My childhood is very memorable in the ways that it was sometimes joyous and mostly emotionally tumultuous. Growing older has meant realising that I had emotional needs that went unmet as a child and this only became evident when I left home and started fostering my own non-familial relationships. me, you, us attempts to visually and emotionally explore the negative and positive aspects of my childhood experiences. I am exploring the possibility of an alternative past reality that acknowledges the duality of care and pain within my family history and childhood.

I am fascinated with how old photographs function as valuable objects, that romanticise the past. The significance of a family photo lies in its ability to evoke emotions and memories, allowing individuals to temporarily revisit who they once were.
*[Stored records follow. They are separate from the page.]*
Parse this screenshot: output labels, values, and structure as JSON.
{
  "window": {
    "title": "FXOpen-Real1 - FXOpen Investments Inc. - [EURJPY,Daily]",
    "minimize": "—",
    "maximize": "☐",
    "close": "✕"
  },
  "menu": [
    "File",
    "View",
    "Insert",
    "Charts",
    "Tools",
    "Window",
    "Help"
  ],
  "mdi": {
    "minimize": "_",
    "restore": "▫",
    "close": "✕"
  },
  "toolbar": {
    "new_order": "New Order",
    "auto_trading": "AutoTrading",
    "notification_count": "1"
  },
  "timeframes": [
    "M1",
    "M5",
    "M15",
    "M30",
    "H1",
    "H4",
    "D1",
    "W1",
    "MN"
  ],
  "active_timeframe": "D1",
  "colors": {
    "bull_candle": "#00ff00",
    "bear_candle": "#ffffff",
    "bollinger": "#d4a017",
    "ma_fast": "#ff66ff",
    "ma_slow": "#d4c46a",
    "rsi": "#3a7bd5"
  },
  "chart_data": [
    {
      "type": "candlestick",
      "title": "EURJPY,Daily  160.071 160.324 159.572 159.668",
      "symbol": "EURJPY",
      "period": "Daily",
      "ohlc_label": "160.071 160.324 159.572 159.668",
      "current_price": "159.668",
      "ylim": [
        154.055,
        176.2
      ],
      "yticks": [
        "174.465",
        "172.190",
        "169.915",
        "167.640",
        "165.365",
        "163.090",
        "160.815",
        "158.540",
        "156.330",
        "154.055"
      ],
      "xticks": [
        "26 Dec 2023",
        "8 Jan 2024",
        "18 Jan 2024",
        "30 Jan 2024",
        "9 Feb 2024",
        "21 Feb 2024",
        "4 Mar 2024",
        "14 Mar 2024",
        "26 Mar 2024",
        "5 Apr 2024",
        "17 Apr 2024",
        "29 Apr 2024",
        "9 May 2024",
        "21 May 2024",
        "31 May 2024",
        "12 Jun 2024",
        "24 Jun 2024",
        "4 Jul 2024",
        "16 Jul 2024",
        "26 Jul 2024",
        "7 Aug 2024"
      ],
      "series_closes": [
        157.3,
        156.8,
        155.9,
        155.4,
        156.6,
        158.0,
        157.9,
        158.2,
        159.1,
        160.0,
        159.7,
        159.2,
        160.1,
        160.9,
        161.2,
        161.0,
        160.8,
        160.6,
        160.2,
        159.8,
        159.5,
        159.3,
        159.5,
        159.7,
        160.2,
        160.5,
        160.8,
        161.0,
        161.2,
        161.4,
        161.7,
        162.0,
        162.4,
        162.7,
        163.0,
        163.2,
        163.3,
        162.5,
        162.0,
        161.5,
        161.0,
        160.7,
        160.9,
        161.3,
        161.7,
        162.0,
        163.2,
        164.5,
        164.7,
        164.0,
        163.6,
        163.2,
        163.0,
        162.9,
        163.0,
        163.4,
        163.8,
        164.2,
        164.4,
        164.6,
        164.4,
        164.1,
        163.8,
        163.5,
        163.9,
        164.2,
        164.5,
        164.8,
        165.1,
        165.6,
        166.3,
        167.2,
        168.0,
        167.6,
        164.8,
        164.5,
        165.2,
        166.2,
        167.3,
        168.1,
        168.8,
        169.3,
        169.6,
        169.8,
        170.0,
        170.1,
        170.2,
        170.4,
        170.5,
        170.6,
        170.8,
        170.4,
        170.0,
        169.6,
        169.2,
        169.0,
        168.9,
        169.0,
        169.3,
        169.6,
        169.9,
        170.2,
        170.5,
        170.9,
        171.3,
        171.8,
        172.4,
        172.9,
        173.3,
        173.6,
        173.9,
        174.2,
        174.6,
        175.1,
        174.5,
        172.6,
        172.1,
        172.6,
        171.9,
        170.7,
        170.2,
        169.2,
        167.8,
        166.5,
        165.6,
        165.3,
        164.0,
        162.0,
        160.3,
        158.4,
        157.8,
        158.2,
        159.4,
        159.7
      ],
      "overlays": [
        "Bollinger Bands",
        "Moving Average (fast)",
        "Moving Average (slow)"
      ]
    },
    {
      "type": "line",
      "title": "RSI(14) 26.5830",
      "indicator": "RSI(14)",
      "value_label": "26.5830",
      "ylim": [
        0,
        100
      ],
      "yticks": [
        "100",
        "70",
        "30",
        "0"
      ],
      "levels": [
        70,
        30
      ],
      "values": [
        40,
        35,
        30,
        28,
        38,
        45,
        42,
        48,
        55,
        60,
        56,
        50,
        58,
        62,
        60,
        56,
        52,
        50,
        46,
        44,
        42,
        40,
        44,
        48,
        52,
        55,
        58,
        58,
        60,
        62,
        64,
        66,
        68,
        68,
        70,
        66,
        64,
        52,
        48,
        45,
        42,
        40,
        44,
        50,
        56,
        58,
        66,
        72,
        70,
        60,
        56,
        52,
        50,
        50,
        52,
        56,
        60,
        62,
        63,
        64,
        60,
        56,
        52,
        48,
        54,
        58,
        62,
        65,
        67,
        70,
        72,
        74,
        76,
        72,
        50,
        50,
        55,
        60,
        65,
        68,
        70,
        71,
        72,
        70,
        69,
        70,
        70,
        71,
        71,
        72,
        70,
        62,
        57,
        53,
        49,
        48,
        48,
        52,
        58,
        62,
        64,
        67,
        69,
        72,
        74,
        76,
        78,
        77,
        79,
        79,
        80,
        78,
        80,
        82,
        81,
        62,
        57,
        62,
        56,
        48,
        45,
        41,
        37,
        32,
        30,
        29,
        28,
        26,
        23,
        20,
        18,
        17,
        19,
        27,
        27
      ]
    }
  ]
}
A romanticisation of the past is not a true channelling of my own childhood experiences. In my work I shift old family photographs and personal memories from being an experience of stagnant romanticisation into an emotive space for reimagining, repair, and connection. This disjointing of my family archive from its precious subjectivity makes way to reconstruct a safer entry for my re-imagination of the past.

I disjoint figures and scenes to intentionally channel intimacy through physical closeness, as well as, to draw attention to my distance from intimacy. The recurring textile elements represent an entanglement of connection and an intentional practicing of care within myself and how I’m exploring my childhood through gentleness.


I always felt alone

in the home that was

full of people

alone in be the bed that

was a reach away from my sisters’

in the room we shared



when we commenced

the nightly soapy watching ritual

before bed


there were no ‘good mornings’,

and ‘I love you… enjoy school’

no ‘how are you feeling today’

no ‘I’m proud of you’


there were birthdays.

those promised a moment

of happy limelight

and cake for lunch and breakfast

the next day


I don’t remember hearing the

words ‘I love you and

‘you are safe’

I don’t don’t remember feeling



I held my breath but,

but not too much

as to not sound an alarm

not too much attention


but I still wanted to be seen


not scolding, but seen. not,

‘so you don’t need lunch’

‘why was I called into school’

brace myself, seen

the other kind.


be kind where I’m not scared

and I can speak

the kind that gives space to

laugh and smile and cry

the kind that gives


I still want to be seen

to be loved and cared for

and to receive


to touch hands, and embrace

to feel less alone

to know and be known